I am often torn when it comes to recommending Perl's glob (aka the <...> operator, when it isn't readline). On the one hand, it's built in and often shortens code, on the other, it has several caveats one should be aware of.

  1. glob does not list filenames beginning with a dot by default. For someone coming from a unixish shell, this might make perfect sense, but for someone coming from, for example, a readdir implementation, this might be surprising, and so it should at least be mentioned.

  2. Probably the biggest problem I see with glob is variables interpolated into the pattern. The default glob splits its argument on whitespace, which means that, for example, glob("$dir/*.log") is a problem when $dir is 'c:/program files/foo'. This can be avoided by doing use File::Glob ':bsd_glob'; (Update: except on Perls before v5.16, please see Tux's reply and below for alternatives), but that doesn't help with the next problem:
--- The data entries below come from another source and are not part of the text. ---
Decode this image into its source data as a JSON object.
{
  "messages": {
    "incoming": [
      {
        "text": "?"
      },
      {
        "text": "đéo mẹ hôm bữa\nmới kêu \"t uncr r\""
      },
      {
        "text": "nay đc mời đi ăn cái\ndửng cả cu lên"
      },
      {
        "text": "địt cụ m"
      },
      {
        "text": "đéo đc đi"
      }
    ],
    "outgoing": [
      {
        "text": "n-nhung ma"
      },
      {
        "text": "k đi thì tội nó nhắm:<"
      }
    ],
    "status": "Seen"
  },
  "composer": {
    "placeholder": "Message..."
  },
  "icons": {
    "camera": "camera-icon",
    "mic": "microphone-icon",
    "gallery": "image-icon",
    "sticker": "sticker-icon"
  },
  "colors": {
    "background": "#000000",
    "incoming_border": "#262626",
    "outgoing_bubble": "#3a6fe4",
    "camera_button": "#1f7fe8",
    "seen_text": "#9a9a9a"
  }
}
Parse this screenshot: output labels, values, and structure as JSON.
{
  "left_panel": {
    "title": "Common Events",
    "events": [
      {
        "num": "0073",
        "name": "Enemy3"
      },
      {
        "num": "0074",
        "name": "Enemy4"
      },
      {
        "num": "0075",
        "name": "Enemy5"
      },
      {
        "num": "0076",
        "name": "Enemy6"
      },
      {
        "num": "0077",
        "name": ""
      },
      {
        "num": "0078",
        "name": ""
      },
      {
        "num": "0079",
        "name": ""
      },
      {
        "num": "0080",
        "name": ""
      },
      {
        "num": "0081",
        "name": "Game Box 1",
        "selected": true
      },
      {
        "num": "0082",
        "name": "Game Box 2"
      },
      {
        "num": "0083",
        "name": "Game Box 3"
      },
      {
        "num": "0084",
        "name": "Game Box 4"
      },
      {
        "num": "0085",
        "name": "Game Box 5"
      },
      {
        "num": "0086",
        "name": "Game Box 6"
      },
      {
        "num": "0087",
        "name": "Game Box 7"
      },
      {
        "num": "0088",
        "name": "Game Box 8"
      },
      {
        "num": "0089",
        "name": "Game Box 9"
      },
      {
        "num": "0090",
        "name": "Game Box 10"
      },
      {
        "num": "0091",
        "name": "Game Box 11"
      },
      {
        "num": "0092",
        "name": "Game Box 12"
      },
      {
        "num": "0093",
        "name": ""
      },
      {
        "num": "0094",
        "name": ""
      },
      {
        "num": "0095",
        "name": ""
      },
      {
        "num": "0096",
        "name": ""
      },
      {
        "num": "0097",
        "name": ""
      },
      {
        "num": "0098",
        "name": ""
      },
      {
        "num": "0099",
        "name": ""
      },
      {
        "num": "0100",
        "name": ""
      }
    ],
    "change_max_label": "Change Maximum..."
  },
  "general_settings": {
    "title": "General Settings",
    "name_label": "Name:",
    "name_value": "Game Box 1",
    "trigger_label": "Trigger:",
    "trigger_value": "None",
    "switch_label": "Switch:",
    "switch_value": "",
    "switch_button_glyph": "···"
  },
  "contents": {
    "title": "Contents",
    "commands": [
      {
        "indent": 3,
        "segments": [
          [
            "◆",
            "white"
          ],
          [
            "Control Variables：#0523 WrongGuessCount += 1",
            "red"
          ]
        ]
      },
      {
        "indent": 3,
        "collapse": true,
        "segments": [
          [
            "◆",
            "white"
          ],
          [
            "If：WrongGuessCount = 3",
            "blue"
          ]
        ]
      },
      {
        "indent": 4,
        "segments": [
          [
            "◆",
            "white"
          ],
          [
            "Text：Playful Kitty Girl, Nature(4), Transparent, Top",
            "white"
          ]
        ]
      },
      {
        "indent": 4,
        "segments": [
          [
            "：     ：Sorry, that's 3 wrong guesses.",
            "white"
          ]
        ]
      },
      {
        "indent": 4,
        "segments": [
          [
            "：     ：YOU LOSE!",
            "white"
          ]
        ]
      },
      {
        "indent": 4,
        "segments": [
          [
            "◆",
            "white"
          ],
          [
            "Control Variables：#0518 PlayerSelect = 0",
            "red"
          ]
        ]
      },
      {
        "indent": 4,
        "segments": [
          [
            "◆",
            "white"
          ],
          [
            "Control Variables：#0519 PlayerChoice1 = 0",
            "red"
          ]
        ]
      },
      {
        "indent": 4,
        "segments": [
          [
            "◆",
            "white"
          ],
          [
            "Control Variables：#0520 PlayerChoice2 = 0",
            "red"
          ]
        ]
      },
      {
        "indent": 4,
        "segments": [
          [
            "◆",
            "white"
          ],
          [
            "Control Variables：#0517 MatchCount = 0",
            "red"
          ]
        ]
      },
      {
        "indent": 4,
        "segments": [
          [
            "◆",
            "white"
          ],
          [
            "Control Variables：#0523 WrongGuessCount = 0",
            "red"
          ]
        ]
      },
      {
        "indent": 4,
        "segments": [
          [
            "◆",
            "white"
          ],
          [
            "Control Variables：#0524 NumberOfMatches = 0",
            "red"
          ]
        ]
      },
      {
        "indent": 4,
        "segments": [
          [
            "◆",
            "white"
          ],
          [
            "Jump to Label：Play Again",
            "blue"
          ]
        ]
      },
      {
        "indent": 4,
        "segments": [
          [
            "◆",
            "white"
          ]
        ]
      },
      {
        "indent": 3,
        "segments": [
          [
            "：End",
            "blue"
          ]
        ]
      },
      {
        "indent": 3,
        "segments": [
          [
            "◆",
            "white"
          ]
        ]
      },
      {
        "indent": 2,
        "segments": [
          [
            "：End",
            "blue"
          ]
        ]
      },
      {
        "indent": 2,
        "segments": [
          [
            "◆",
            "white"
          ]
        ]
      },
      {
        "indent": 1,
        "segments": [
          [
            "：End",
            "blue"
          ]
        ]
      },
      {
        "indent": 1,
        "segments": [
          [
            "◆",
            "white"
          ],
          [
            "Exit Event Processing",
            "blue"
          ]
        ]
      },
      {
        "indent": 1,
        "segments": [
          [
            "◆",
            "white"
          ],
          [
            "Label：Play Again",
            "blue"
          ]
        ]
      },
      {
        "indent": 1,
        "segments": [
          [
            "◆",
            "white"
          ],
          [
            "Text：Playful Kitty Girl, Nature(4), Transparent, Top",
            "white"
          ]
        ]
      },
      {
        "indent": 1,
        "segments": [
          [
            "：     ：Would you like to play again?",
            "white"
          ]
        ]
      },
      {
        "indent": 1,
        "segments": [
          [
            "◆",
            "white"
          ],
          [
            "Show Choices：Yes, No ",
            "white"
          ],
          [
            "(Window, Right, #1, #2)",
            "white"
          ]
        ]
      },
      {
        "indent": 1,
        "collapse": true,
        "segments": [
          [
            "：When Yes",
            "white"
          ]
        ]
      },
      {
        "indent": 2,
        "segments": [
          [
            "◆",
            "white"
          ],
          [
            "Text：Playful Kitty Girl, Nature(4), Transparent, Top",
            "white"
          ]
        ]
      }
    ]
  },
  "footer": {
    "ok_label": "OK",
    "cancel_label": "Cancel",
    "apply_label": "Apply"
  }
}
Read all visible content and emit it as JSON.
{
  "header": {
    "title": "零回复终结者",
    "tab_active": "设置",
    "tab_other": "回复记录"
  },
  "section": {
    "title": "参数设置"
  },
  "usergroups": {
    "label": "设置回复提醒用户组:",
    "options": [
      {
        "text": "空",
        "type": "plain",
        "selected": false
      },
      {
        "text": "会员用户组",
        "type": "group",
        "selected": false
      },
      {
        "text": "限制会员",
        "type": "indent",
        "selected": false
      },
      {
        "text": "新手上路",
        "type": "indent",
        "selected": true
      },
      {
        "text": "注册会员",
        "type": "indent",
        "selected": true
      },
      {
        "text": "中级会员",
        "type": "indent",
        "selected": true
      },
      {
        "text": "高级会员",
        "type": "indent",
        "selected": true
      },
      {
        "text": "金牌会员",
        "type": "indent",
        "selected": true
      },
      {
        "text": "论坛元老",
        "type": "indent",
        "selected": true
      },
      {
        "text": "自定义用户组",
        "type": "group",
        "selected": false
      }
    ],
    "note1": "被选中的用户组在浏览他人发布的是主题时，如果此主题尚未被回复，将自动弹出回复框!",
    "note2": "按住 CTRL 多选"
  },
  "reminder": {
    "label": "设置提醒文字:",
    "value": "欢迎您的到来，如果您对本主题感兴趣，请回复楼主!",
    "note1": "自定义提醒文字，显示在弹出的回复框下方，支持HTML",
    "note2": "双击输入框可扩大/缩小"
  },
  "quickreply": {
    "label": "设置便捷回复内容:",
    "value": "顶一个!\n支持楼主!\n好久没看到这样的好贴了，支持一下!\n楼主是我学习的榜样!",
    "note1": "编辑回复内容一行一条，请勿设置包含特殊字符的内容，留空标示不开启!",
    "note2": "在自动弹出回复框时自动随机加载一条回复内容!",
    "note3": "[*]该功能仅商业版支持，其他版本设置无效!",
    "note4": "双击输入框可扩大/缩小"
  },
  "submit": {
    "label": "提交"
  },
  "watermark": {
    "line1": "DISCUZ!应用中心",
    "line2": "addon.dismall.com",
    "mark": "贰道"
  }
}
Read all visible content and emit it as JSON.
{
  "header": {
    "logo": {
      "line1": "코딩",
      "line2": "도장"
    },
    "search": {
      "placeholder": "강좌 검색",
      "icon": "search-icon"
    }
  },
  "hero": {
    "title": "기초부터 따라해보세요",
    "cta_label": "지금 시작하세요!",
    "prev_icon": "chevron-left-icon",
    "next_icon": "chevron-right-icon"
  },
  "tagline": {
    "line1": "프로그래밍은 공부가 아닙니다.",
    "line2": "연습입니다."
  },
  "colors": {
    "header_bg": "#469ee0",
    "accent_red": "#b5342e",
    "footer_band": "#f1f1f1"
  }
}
  3. If a variable interpolated into the pattern contains glob metacharacters (\[]{}*?~), this will cause unexpected results for anyone not aware of this list and expecting the characters to be taken literally.

  4. Lastly, File::Glob can override glob globally. If, for example, you use it in a module, and someone else overrides the default glob, then suddenly your code might not behave the way you expected.

  5. <update> glob in scalar context with a variable pattern also suffers from surprising behavior, as choroba pointed out in his reply - thank you! (additional info) </update>

That's why I think advising the use of glob without mentioning the caveats is potentially problematic. Perhaps one wants to create a backup of a folder and don't want to miss any files, say for example, .htaccess? And I also often see things like glob("$dir/*") going without comment.

Personally I find readdir, in combination with some of the functions from File::Spec, to be a decent, if slightly complicated, tool (one example). One better alternative among several is children from Path::Class::Dir, or methods from one of the other modules like Path::Tiny. (Modules like File::Find::Rule often get mentioned as alternatives, except that those of course recurse into subdirectories by default.)

use Path::Class qw/dir/; my @files = dir('foo', 'bar quz', 'baz')->children; # @files includes .dot files, but not . and .. # and its elements are Path::Class objects print "<$_>\n" for @files;

Now, of course this isn't to say glob is all bad, I've certainly used and recommended it plenty of times. If one has read all of its documentation, including File::Glob, and is aware of all the caveats, and especially if one is using fixed strings for the patterns, it can be perfectly fine. But I still think it should not be blindly used or recommended.